Resignation and retirement[edit]

Kolvenbach in Goa, India, in 2006
Grave in Collège Notre Dame de Jamhour

On 2 February 2006, Kolvenbach informed the members of the Society of Jesus that he intended to step down in 2008, the year he would turn 80. As the Superior General is elected for life, Kolvenbach was only the second to resign the office.

The 35th General Congregation of the Society of Jesus convened on 5 January 2008 in Rome. On 14 January it accepted Kolvenbach's resignation and elected Adolfo Nicolás as his successor.[9]

Kolvenbach died in Beirut on 26 November 2016 and is buried outside Beirut on the grounds of Collège Notre Dame de Jamhour.[10] He left just before his death a personal letter to a young medicine doctor, Anthony Kallas-Chemaly, who worked with him on the history of the Jesuits.

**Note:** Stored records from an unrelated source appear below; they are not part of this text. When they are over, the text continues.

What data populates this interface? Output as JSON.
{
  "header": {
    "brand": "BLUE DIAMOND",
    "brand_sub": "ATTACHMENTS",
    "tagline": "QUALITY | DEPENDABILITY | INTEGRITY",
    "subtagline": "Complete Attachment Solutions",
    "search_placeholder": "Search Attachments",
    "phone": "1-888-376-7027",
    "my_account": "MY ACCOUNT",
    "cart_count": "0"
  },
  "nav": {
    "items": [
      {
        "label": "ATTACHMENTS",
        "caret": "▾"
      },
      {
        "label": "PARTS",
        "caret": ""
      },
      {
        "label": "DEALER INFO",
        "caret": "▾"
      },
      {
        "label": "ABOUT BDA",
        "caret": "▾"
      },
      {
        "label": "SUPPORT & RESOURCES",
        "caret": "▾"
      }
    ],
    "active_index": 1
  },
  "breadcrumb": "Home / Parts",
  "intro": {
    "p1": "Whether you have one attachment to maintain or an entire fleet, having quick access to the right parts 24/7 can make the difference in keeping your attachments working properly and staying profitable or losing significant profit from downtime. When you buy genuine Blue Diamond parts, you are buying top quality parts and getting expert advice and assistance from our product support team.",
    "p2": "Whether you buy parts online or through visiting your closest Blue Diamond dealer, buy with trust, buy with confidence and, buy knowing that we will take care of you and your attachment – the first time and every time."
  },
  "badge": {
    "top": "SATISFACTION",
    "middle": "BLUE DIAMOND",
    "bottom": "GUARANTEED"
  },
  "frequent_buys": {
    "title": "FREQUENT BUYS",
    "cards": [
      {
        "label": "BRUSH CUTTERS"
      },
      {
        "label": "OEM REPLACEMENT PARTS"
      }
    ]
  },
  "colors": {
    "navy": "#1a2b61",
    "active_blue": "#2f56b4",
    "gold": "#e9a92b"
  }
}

  1. ^ Daphne Daume; J. E. Davis (1984). Britannica Book of the Year: 1984. ill. (some col.), maps, ports. p. 87. ISBN 978-0-85229-417-8.
  2. ^ a b Wooden, Cindy (28 November 2016). "Father Kolvenbach, former Jesuit superior, dies in Beirut". National Catholic Reporter. Catholic News Service. Retrieved 28 November 2016.
  3. ^ Stanley, Alexandra (22 December 1999). "Cardinal Paolo Dezza, 98; Guided the Jesuits". New York Times. Retrieved 28 November 2016.
  4. ^ "Dutchman Elected Leader of Jesuits". New York Times. 14 September 1983. Retrieved 28 November 2016.
  5. ^ "Former Jesuit leader who faced stiff tests dies at 87". Retrieved 2019-11-15.
  6. ^ "The death of Fr Kolvenbach, a Jesuit to the core - La Croix International". Retrieved 2019-11-15.
  7. ^ "Father Peter-Hans Kolvenbach, leader of Jesuits at a tumultuous time, dies at 87". America Magazine. 2016-11-26. Retrieved 2019-11-15.
  8. ^ "Australian Jesuits - Peter-Hans Kolvenbach, S.J". 2007-09-29. Archived from the original on 2007-09-29. Retrieved 2019-11-15.
  9. ^ "Spaniard becomes Jesuits' New 'Black Pope'". Reuters. 19 January 2008. Retrieved 29 November 2016.
  10. ^ Cosacchi, Daniel (26 November 2016). "The Spiritual Legacy of Peter-Hans Kolvenbach". America. Retrieved 29 November 2016.


Catholic Church titles
Preceded by Superior General of the Society of Jesus
Succeeded by